Two Suns Are Probably Better Than One, Or Not?
An International Collaboration of FACom researchers and Astronomers of the University of Texas (El Paso) and New Mexico State University, have discovered a physical mechanism that could make binary stars more hospitable to habitable planets than single stars. The discovery could imply a modification in the estimations of the number of planets potentially harboring life in the Galaxy and in the future selection of targets for the search of life elsewhere.
Habitability is the term astronomers use for referring to the general condition a planet must fulfill in order to be suitable for life. It has been customary to think that habitability is determined mainly by the amount of light a planet receives from its host star. If the planet receives too much light it is too hot and water will be boiling in its atmosphere (if it has one!). On the other hand, if the planet is too far and light from the star shines weakly, the surface is too cold and water becomes frozen. In the middle between these extremes lies the so called “radiative habitable zone” also nicknamed the “Goldilocks Zone”.
But planets in the Goldilocks Zone need to meet other conditions to be considered actually habitable. One of the most important is having a dense and wet atmosphere where heat could be trapped and water could condensate at the surface.

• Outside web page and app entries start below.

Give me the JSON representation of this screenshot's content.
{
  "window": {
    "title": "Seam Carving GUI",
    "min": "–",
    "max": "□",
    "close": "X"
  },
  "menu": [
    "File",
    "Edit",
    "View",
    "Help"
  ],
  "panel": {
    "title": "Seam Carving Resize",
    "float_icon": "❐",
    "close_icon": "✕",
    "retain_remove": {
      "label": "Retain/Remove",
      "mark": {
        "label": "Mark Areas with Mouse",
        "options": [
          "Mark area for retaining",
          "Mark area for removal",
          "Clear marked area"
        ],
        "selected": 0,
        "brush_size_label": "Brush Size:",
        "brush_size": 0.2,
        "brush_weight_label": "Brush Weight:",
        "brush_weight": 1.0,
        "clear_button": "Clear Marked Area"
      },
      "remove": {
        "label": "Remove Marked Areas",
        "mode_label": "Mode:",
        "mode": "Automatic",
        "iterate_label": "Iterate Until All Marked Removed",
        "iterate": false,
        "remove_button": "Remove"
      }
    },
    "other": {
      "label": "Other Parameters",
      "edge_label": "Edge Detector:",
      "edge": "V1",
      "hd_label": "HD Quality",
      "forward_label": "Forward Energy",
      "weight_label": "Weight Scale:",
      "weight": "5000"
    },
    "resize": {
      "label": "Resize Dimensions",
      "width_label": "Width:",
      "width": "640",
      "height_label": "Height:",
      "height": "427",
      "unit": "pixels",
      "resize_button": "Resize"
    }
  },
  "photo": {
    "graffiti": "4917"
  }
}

But preseving an atmosphere is a real challenge for a young planet.
Full Story: http://urania.udea.edu.co/sitios/facom/press.php?